Improving Fertility and Pregnancy Outcomes Through Healthy Eating Habits: Joey Coppedge

Rebecca Hochreiter

CMO of GoStork

Speaking to Joey Coppedge, Behavior Change Specialist and Founder of Fertility Nutrition Coaching was both super fun and really enlightening. Joey has been working in the wellness industry for nearly a decade, helping couples TTC, expectant mothers, intended parents and gestational carriers develop healthier eating habits. He shared with us (and you!) his expert advice on the ideal dietary approach and how significant your food choices are in terms of fertility and – subsequently – a healthy embryo and pregnancy. Want to learn how core habitual changes in what you eat can help you thrive? Read on…


Founder of Fertility Nutrition Coaching, Joey Coppedge


1. In Fertility Nutrition Coaching you have created a welcoming, supportive and motivational process to help women through their fertility journeys.  Can you first tell us about your own journey – what was your path to becoming a nutrition coach and then what inspired you to focus on fertility?

I was a nutrition coach before I added the “fertility” part to my title. But I serendipitously found myself working with a handful of clients who either were pregnant, trying to be, or were going through treatment. At the same time my husband and I were talking more seriously about starting our own family so I dove in to learn as much as I could to empower my clients and myself, taking courses, reading, and absorbing new research. I started developing my own programs, systems, and tools with the mission to improve ovulation & egg quality, reduce the amount of medical treatment needed, and promote thriving pregnancies.

2. We’d love some expert advice!  What do you recommend at the most basic level as foods and eating habits to support fertility? 

Regardless of personal preference, history, culture, pre-existing medical conditions, etc. the best advice is to aim for a variety of whole, minimally processed foods and eat slowly.

3. When we originally spoke, you talked about making that transition from just surviving to truly thriving – how does your program help people make core, habitual changes to get there?

Making a baby is our desired outcome. But the motivation of that outcome alone isn’t enough to improve fertility and reduce risk.

  • In addition to bees and pollination and the planet, having a beautiful backyard full of fragrant flowers might motivate you to search for some seeds and scatter them in the backyard. In addition to the statistical risks of poor egg quality, miscarriage, developmental issues, etc. having a beautiful child might motivate you to Google all the “fertility foods” and vow to stick to them.
  • But if the ground already has established plants, your flowers won’t have room to root. Since our life already runs on established habits, they’ll occur before you realize they don’t align with the changes you’re trying to make.
  • If the ground is sand, your flowers won’t get the nutrients they need. If your environment isn’t helpful, your habits won’t strengthen.
  • If you leave town for a week, your flowers won’t get watered. When life throws a curveball (holidays, parties), we default to bad habits because it’s easy and what we know.
  • After a few months, you wonder why nothing has grown. After a few months, you wonder what happened to all that motivation to change. 
  • Your desire for a healthy pregnancy may prompt you to make healthy changes, but until you’ve assessed every barrier, those changes are at the will of your existing habit system.

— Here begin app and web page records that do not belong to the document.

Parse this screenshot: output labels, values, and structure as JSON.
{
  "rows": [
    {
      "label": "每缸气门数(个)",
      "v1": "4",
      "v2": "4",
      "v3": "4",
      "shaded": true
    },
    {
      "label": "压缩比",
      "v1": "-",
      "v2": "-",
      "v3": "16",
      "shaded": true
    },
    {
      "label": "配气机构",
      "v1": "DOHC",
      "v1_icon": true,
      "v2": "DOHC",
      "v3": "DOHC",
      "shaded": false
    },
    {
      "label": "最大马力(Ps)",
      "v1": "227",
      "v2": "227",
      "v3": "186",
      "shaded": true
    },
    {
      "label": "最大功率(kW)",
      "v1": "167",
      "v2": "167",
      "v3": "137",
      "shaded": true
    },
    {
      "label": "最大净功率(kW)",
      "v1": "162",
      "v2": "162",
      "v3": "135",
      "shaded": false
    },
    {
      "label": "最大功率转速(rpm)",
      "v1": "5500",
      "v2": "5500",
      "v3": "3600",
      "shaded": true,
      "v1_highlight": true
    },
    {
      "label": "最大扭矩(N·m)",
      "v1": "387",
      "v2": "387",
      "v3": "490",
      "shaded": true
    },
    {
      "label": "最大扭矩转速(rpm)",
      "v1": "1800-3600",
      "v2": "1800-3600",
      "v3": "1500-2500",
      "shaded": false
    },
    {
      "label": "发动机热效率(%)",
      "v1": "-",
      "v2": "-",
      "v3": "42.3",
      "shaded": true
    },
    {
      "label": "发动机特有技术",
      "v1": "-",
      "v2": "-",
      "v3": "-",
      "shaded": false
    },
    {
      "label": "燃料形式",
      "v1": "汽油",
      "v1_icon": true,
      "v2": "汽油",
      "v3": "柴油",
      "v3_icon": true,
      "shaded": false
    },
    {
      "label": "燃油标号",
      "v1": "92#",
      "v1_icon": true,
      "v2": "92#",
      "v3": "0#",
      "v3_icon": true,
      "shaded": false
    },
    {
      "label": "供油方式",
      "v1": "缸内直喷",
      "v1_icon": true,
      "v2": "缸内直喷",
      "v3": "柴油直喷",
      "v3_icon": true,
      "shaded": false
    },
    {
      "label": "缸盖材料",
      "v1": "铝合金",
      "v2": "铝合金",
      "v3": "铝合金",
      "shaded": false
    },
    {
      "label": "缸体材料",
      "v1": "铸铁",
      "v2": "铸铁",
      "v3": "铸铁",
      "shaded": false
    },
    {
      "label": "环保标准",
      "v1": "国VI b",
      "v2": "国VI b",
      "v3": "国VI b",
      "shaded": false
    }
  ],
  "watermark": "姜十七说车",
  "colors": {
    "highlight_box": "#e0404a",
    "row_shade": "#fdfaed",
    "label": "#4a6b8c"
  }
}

4. Aside from the majority of your clients who are trying to conceive or already pregnant to build their own families, do you also work with gestational carriers? Is this process any different?

Prenatal development is a delicate process so reducing the chances of adverse outcomes in even the healthiest carriers is important – everyone has room for improvement. While I work with the carrier week to week building on her strengths and helping her plan around barriers of her own, I keep the parents updated after every session and schedule a Zoom call each month to discuss her progress.

5. What advice would you give to intended parents on GoStork, who are just beginning their family building journey?

Don’t wait until an embryo exists to make changes to your diet & lifestyle. What you eat 3 months before fertilization determines things like sperm and egg quality. Dramatic improvement can be made in as little as 6 months to your metabolic health (obesity, blood pressure, hyperglycemia, etc.) to manage things like hormonal imbalances, chronic inflammation, and oxidative stress creating a hostile pregnancy environment. And your relationship with food as a whole is one of the many things you will pass down to your child. Let the tradition and cultural significance of food be celebrated and positive.

Joey – we can’t thank you enough for sharing such helpful insight into how nutrition interacts with fertility. Intended parents, take the first steps towards making healthy changes here and – speaking of habits – join us in making it a habit to follow Joey on Instagram and Facebook for even more thoughtful advice like the above in smaller/daily bite sizes.